He was rushed straight to Tralee General Hospital before being moved to the Mater in Dublin.

The recovery


"I spent three weeks in intensive care in the Mater. The first week is a blur but after that they inserted a metal rod and screws in my spine. Initially I had no movement below my neck, but gradually I got some movement back in my arm which was encouraging.

Pádraig was then moved to the  National Rehabilitation Hospital in Dún Laoghaire for 10 months, where he learned to feed himself, shave himself and work on his recovery.

"My family were amazing during that year.
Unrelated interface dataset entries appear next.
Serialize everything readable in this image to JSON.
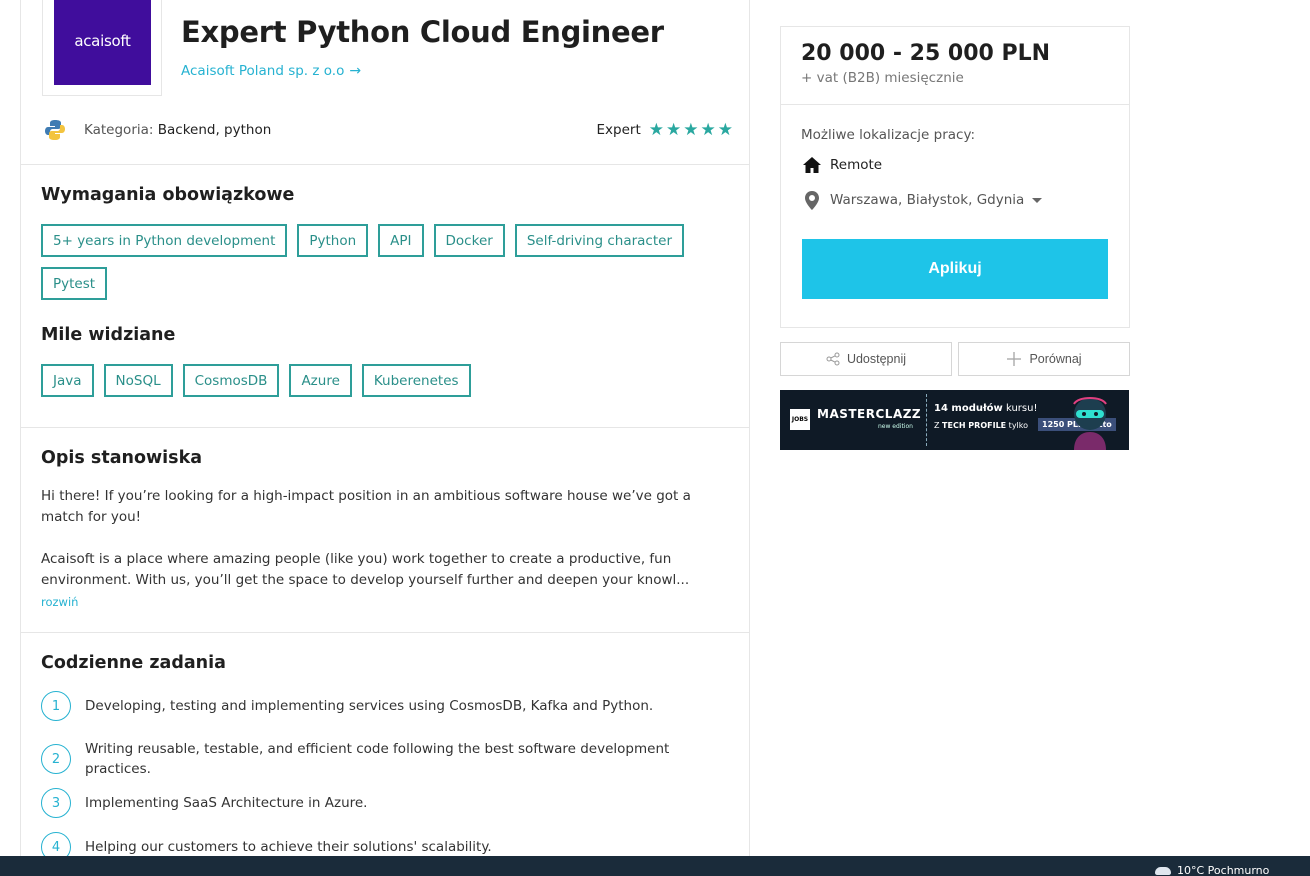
{
  "job": {
    "logo_text": "acaisoft",
    "title": "Expert Python Cloud Engineer",
    "company": "Acaisoft Poland sp. z o.o",
    "category_label": "Kategoria:",
    "category_value": "Backend, python",
    "level": "Expert",
    "level_stars": 5
  },
  "requirements": {
    "title": "Wymagania obowiązkowe",
    "tags": [
      "5+ years in Python development",
      "Python",
      "API",
      "Docker",
      "Self-driving character",
      "Pytest"
    ]
  },
  "nice_to_have": {
    "title": "Mile widziane",
    "tags": [
      "Java",
      "NoSQL",
      "CosmosDB",
      "Azure",
      "Kuberenetes"
    ]
  },
  "description": {
    "title": "Opis stanowiska",
    "p1": "Hi there! If you’re looking for a high-impact position in an ambitious software house we’ve got a match for you!",
    "p2": "Acaisoft is a place where amazing people (like you) work together to create a productive, fun environment. With us, you’ll get the space to develop yourself further and deepen your knowl...",
    "expand": "rozwiń"
  },
  "tasks": {
    "title": "Codzienne zadania",
    "items": [
      {
        "num": "1",
        "text": "Developing, testing and implementing services using CosmosDB, Kafka and Python."
      },
      {
        "num": "2",
        "text": "Writing reusable, testable, and efficient code following the best software development practices."
      },
      {
        "num": "3",
        "text": "Implementing SaaS Architecture in Azure."
      },
      {
        "num": "4",
        "text": "Helping our customers to achieve their solutions' scalability."
      }
    ]
  },
  "sidebar": {
    "salary": "20 000 - 25 000 PLN",
    "salary_note": "+ vat (B2B) miesięcznie",
    "locations_label": "Możliwe lokalizacje pracy:",
    "remote": "Remote",
    "cities": "Warszawa, Białystok, Gdynia",
    "apply": "Aplikuj",
    "share": "Udostępnij",
    "compare": "Porównaj"
  },
  "banner": {
    "logo": "JOBS",
    "title": "MASTERCLAZZ",
    "edition": "new edition",
    "line1_bold": "14 modułów",
    "line1_rest": " kursu!",
    "line2_pre": "Z ",
    "line2_bold": "TECH PROFILE",
    "line2_post": " tylko",
    "price": "1250 PLN netto"
  },
  "taskbar": {
    "weather": "10°C  Pochmurno"
  },
  "colors": {
    "accent": "#26b2d1",
    "tag_border": "#2e9e99",
    "apply_bg": "#1ec4e8",
    "logo_bg": "#400d9c",
    "star": "#2aa8a0"
  }
}
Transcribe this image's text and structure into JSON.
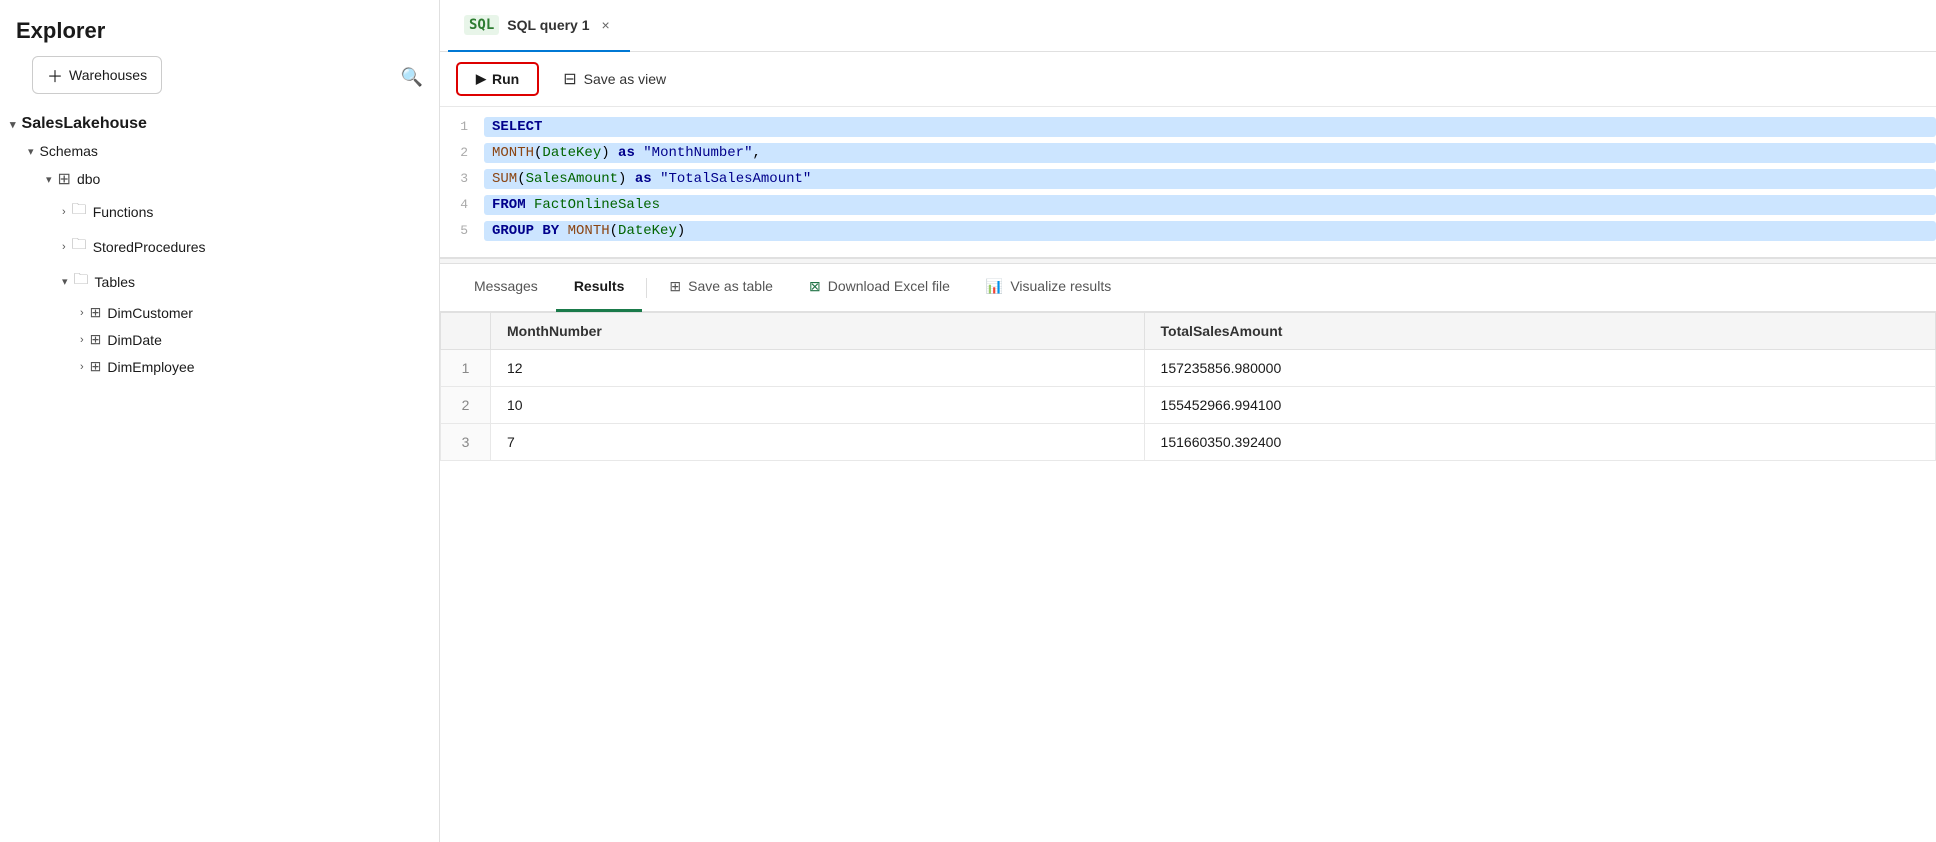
{
  "sidebar": {
    "title": "Explorer",
    "warehouses_label": "Warehouses",
    "search_tooltip": "Search",
    "tree": [
      {
        "level": 0,
        "chevron": "▾",
        "icon": "",
        "label": "SalesLakehouse"
      },
      {
        "level": 1,
        "chevron": "▾",
        "icon": "",
        "label": "Schemas"
      },
      {
        "level": 2,
        "chevron": "▾",
        "icon": "⊞",
        "label": "dbo"
      },
      {
        "level": 3,
        "chevron": "›",
        "icon": "📁",
        "label": "Functions"
      },
      {
        "level": 3,
        "chevron": "›",
        "icon": "📁",
        "label": "StoredProcedures"
      },
      {
        "level": 3,
        "chevron": "▾",
        "icon": "📁",
        "label": "Tables"
      },
      {
        "level": 4,
        "chevron": "›",
        "icon": "⊞",
        "label": "DimCustomer"
      },
      {
        "level": 4,
        "chevron": "›",
        "icon": "⊞",
        "label": "DimDate"
      },
      {
        "level": 4,
        "chevron": "›",
        "icon": "⊞",
        "label": "DimEmployee"
      }
    ]
  },
  "tab": {
    "label": "SQL query 1",
    "close_label": "×"
  },
  "toolbar": {
    "run_label": "Run",
    "save_view_label": "Save as view"
  },
  "code": {
    "lines": [
      {
        "num": "1",
        "tokens": [
          {
            "type": "kw",
            "text": "SELECT"
          }
        ]
      },
      {
        "num": "2",
        "tokens": [
          {
            "type": "fn",
            "text": "MONTH"
          },
          {
            "type": "plain",
            "text": "("
          },
          {
            "type": "id",
            "text": "DateKey"
          },
          {
            "type": "plain",
            "text": ") "
          },
          {
            "type": "kw",
            "text": "as"
          },
          {
            "type": "plain",
            "text": " "
          },
          {
            "type": "str",
            "text": "\"MonthNumber\""
          },
          {
            "type": "plain",
            "text": ","
          }
        ]
      },
      {
        "num": "3",
        "tokens": [
          {
            "type": "fn",
            "text": "SUM"
          },
          {
            "type": "plain",
            "text": "("
          },
          {
            "type": "id",
            "text": "SalesAmount"
          },
          {
            "type": "plain",
            "text": ") "
          },
          {
            "type": "kw",
            "text": "as"
          },
          {
            "type": "plain",
            "text": " "
          },
          {
            "type": "str",
            "text": "\"TotalSalesAmount\""
          }
        ]
      },
      {
        "num": "4",
        "tokens": [
          {
            "type": "kw",
            "text": "FROM"
          },
          {
            "type": "plain",
            "text": " "
          },
          {
            "type": "id",
            "text": "FactOnlineSales"
          }
        ]
      },
      {
        "num": "5",
        "tokens": [
          {
            "type": "kw",
            "text": "GROUP BY"
          },
          {
            "type": "plain",
            "text": " "
          },
          {
            "type": "fn",
            "text": "MONTH"
          },
          {
            "type": "plain",
            "text": "("
          },
          {
            "type": "id",
            "text": "DateKey"
          },
          {
            "type": "plain",
            "text": ")"
          }
        ]
      }
    ]
  },
  "results": {
    "tabs": [
      {
        "id": "messages",
        "label": "Messages",
        "icon": ""
      },
      {
        "id": "results",
        "label": "Results",
        "icon": ""
      },
      {
        "id": "save-table",
        "label": "Save as table",
        "icon": "⊞"
      },
      {
        "id": "download-excel",
        "label": "Download Excel file",
        "icon": "⊠"
      },
      {
        "id": "visualize",
        "label": "Visualize results",
        "icon": "📊"
      }
    ],
    "active_tab": "results",
    "columns": [
      "",
      "MonthNumber",
      "TotalSalesAmount"
    ],
    "rows": [
      {
        "rownum": "1",
        "month": "12",
        "amount": "157235856.980000"
      },
      {
        "rownum": "2",
        "month": "10",
        "amount": "155452966.994100"
      },
      {
        "rownum": "3",
        "month": "7",
        "amount": "151660350.392400"
      }
    ]
  }
}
My mom Alice moved to Dublin for 12 months," he says. "She was there every day with me and after my occupational therapy sessions, she was waiting there to look after me. My sisters Linda and Pauline and my father John were so good to me during my time there, I couldn't have done it without them."

He said leaving Dún Laoghaire and going home was the toughest time for him.

"To be honest, I cried when I left the rehab because leaving the staff and the support was so difficult.


"The first year at home was so hard. Instead of going to physio every day, I was going into school. I had to get used to new carers and a new way of living. It was then it hit me that 'this is the way it's going to be from now on' which took time to get my head around."

Podge Hannafin Full

Pádraig's positivity shines through and he comes across as a guy who just gets on with it.

Asked whether he felt sorry for himself at any point, he says he didn't. His attitude is remarkable.

Pádraig now works with Rehab in Cork. He's a researcher in the communications department and he's been there for the past six years.

First steps in 15 years

An email out of the blue from the Spinal Injuries Action Association in Dún Laoghaire last year asking him to fill out a survey led to something amazing.

"They asked me do a survey for a group in Cork called Helpful Steps. I did it, sent it off and kind of forgot about it. Two weeks later they got back to me saying they got funding from Rolling Ball for the use of an exoskeleton suit, and that I was a suitable candidate for the suit."

An exoskeleton suit has bars to support the body and battery-powered motors to move the legs (you might have seen Mark Pollock using one in his brilliant documentary, 'Unbreakable'). Pádraig called to Elite Gyms, where the suit is available for use for anyone with a disability, and was assessed and fitted by physios before he was allowed to use it.

Here's the moment Pádraig took his first steps in 15 years, with the help of the suit.

"I'm 6'2" so to be able to stand up and see myself in the mirrors in the gym walking around, at my height, was just great.

"My girlfriend Anna was there and she got pretty emotional. We kissed standing up which mightn't sound like a lot, but it was nice for us because usually she's bending down to me. We got to see how we would look like if I wasn't in the chair."

Ready to go

Pádraig stresses that the suit isn't a cure, it's not something he can use every day, it won't replace the sensation in his legs, but it's extremely beneficial.

"The suit can be used as another form of physio, another form of keeping your body fit and healthy for any cures that might be coming up. It's great to avoid muscle wastage, it's great for stopping deterioration of your bones because bones need pressure to absorb calcium.

"It's also great for my mental health being able to see myself walk around the gym. When they do come up with a cure, all I'll need to do is get an operation and my body will be ready to go."

Padraig GF

This is the unquenchable positivity that Padraig has ingrained in him, and he tells JOE about an operation in Poland which has given him hope for a cure.

"The one that really caught me eye was a surgery done in Poland on a man who had a completely severed spine. They took cells from his nose and injected them into his spine and he's got some use of his legs back and some bladder and bowel function," he says.

"That's the one that has caught my attention, I know a cure won't happen today or tomorrow or even in a few years, but maybe in 15/20 years there might be something more positive."

The exoskelethon suit in Elite Gyms in Cork is available to anyone with a disability, for more information contact

Pádraig will be interviewed by Marian O’Flaherty on Radio Kerry  on Sunday, that airs at 8pm.